Dental erosion or acid erosion is a type of tooth wear. More precisely, erosion is the loss of tooth enamel caused by acid attack.
Besides erosion, other types of tooth wear can be described :
Attrition : This type of tooth wear is caused by natural tooth-to-tooth friction. This can happen while clenching or grinding your teeth, for example in cases of bruxismBruxism is the excessive grinding of the teeth and/or excessive clenching of the jaw, which often occurs involuntarily during sleep.
Abrasion : This is physical wear and tear of the tooth surface that happens with brushing teeth too hard or using an improper toothbrush, improper flossing or biting on hard objects (such as fingernails, bottle caps, or pens).
Dental erosion has been recognized as a dental health problem only relatively recently. Many times dental erosion can coexist with abrasion and attrition.
What causes dental erosion ?
Dental erosion is caused by acid attacks that happen too frequently.
Acidic foods and drinks
The most common cause of erosion is due to acidic foods and drinks. Drinks low in pH levels that cause dental erosion include fruit juices (mainly orange and apple), sports drinks, wine, beer and carbonated drinks (such as colas or lemonades).
A diet high in sugars can also cause erosion. Frequency rather than total intake of acidic juices or foods is seen as the greater factor in dental erosion.
Saliva acts as a buffer, regulating the pH when acidic drinks are ingested and protecting the enamel from demineralization (which is the loss of its mineral content).
However, if acid attacks happen too often, the buffering capability of saliva decreases and the enamel does not have a chance to repair itself. Over time, you start to lose the surface of your teeth.
People with bulimia or gastroesophageal reflux disease (GERD) are all at higher risk of dental erosion because the gastric acid from the stomach comes into contact with the teeth.

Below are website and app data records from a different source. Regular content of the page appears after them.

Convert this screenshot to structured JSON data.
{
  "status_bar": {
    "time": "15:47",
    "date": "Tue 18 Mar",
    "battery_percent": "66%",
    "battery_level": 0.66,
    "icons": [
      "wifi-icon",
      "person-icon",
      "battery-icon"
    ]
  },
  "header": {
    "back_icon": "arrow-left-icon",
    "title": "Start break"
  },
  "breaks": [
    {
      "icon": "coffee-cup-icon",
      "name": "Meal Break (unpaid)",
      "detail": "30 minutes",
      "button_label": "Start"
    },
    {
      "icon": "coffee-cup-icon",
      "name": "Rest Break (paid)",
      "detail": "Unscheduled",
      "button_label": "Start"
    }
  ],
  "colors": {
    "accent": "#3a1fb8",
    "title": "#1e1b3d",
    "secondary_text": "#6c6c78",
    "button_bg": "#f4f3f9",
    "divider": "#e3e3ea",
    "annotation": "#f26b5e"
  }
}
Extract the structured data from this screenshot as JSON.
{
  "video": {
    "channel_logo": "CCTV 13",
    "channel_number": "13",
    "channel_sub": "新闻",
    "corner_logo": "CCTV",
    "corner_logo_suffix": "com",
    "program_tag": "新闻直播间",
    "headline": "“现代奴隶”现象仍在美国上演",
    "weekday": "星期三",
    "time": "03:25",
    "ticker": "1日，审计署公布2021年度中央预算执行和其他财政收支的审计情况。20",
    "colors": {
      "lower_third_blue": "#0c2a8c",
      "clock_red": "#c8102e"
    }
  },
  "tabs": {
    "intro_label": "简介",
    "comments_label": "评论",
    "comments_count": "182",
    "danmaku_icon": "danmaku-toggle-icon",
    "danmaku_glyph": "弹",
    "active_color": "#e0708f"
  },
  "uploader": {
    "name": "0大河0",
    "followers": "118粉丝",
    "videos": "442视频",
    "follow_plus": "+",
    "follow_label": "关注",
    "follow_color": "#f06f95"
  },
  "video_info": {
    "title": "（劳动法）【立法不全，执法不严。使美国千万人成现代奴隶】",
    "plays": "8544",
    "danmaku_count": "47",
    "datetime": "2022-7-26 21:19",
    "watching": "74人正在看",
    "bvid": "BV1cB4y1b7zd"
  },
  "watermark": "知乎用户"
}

For example, bulimia is a condition where patients make themselves sick so that they lose weight. Frequent vomiting erodes tooth enamel and can lead to cavities.
Other causes include :
- a number of medications such as vitamin C, aspirin or antihistamines
- dry mouth or low salivary flow (also known as xerostomia), because the buffering capability of saliva is not present to counterbalance the acidic environment
- genetic or inherited conditions
- environmental factors such as friction, wear and tear, stress etc.
Signs and symptoms
The signs of enamel erosion can vary, depending on the stage.
In the early stage of enamel erosion, there may be an increased sensitivity when eating hot, cold, or sweet foods. In later stages, teeth become extremely sensitive to temperatures and sweets ; the enamel has been eroded away, exposing the sensitive dentin.
The first change of color usually happens on the cutting edges of the central incisors as they become transparent. In later stages, the enamel erodes and more dentin is exposed. This will cause the teeth to appear yellow.
Changes in shape
Teeth may show a broad rounded concavity (image above) and the gaps between teeth can become larger. Indentations may appear on the surface of the teeth and there can be evidence of wear on surfaces of teeth not expected to be in contact with one another.
The edges of teeth become more rough and irregular as enamel erodes. In later stages of dental erosion, teeth begin to crack off and become coarse.
What can I do to prevent dental erosion ?
Reduce highly acidic foods and drinks from your diet and try to keep them to mealtimes. Remember, the frequency plays a higher role in dental erosion than the total intake.
Drink quickly without holding the liquid in your mouth or use a straw to help acidic drinks go to the back of your mouth and avoid long contact with your teeth.
Finish a meal with cheese or milk as this will help cancel out the acid.
Wait for at least one hour after eating or drinking anything acidic before brushing your teeth (this gives your teeth time to build up their mineral content). If you can, rinse your mouth immediately with clear water after eating acidic foods or drinking acidic drinks.
Use a fluoride toothpaste. Fluoride acts as a remineralizing agent for the enamel. You can also apply fluoride gels or varnishes to the teeth.
Chew sugar-free gum between meals. This will boost saliva production, which will help cancel out the acids formed in your mouth.
Keep a regular oral hygiene routine and try to keep snacking throughout the day to a minimum.
Treat any medical condition or disorder that may cause erosion. Talk to your dentist about that.
Is there any special treatment for dental erosion ?
Dental erosion does not always need to be treated. Regular checkups with your dentist can prevent the problem from getting any worse.
However, in some cases, the dentin is exposed and it is important to protect the tooth to prevent sensitivity. Sometimes, simply bonding a filling onto the tooth will be enough to repair it. In more severe cases, the dentist may need to fit a veneer or a dental crown.
Last review and update: January 2018